App and web page records —
- - - - -

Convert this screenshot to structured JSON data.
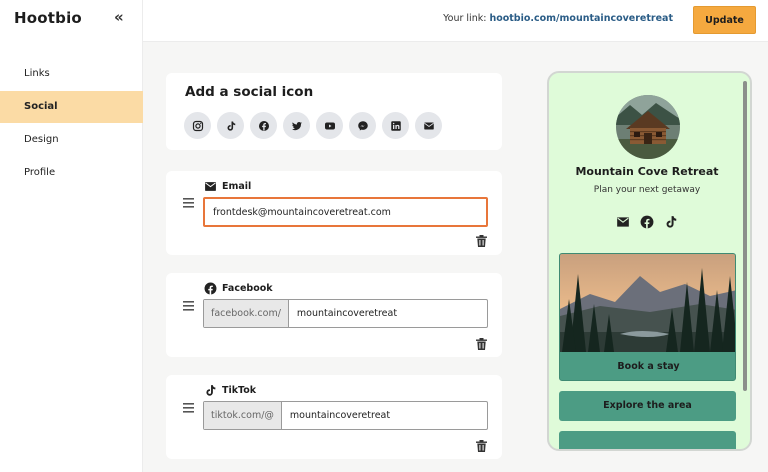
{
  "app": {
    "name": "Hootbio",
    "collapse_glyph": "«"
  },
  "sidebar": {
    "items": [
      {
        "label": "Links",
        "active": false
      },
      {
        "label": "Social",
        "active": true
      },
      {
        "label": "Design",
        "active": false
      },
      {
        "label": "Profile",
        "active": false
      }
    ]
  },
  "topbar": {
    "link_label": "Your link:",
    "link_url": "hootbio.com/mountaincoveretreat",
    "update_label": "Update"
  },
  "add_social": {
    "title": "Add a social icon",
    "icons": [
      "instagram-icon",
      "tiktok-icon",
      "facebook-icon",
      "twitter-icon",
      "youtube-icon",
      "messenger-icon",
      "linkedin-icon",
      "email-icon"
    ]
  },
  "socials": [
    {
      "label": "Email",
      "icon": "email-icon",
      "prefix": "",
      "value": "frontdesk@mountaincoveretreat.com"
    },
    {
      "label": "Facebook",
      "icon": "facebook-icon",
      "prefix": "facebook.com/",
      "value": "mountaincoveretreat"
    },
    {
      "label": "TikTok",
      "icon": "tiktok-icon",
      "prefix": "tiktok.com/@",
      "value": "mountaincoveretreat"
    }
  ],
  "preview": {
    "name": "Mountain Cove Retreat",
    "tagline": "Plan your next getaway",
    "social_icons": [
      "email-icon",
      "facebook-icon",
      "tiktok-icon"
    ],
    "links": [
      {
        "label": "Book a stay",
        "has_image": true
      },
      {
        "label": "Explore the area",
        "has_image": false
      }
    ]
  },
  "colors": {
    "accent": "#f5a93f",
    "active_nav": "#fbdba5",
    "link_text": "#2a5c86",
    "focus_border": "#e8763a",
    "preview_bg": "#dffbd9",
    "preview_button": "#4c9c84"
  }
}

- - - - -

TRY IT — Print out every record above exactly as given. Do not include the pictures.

RESPONSE —
Convert this screenshot to structured JSON data.
{
  "app": {
    "name": "Hootbio",
    "collapse_glyph": "«"
  },
  "sidebar": {
    "items": [
      {
        "label": "Links",
        "active": false
      },
      {
        "label": "Social",
        "active": true
      },
      {
        "label": "Design",
        "active": false
      },
      {
        "label": "Profile",
        "active": false
      }
    ]
  },
  "topbar": {
    "link_label": "Your link:",
    "link_url": "hootbio.com/mountaincoveretreat",
    "update_label": "Update"
  },
  "add_social": {
    "title": "Add a social icon",
    "icons": [
      "instagram-icon",
      "tiktok-icon",
      "facebook-icon",
      "twitter-icon",
      "youtube-icon",
      "messenger-icon",
      "linkedin-icon",
      "email-icon"
    ]
  },
  "socials": [
    {
      "label": "Email",
      "icon": "email-icon",
      "prefix": "",
      "value": "frontdesk@mountaincoveretreat.com"
    },
    {
      "label": "Facebook",
      "icon": "facebook-icon",
      "prefix": "facebook.com/",
      "value": "mountaincoveretreat"
    },
    {
      "label": "TikTok",
      "icon": "tiktok-icon",
      "prefix": "tiktok.com/@",
      "value": "mountaincoveretreat"
    }
  ],
  "preview": {
    "name": "Mountain Cove Retreat",
    "tagline": "Plan your next getaway",
    "social_icons": [
      "email-icon",
      "facebook-icon",
      "tiktok-icon"
    ],
    "links": [
      {
        "label": "Book a stay",
        "has_image": true
      },
      {
        "label": "Explore the area",
        "has_image": false
      }
    ]
  },
  "colors": {
    "accent": "#f5a93f",
    "active_nav": "#fbdba5",
    "link_text": "#2a5c86",
    "focus_border": "#e8763a",
    "preview_bg": "#dffbd9",
    "preview_button": "#4c9c84"
  }
}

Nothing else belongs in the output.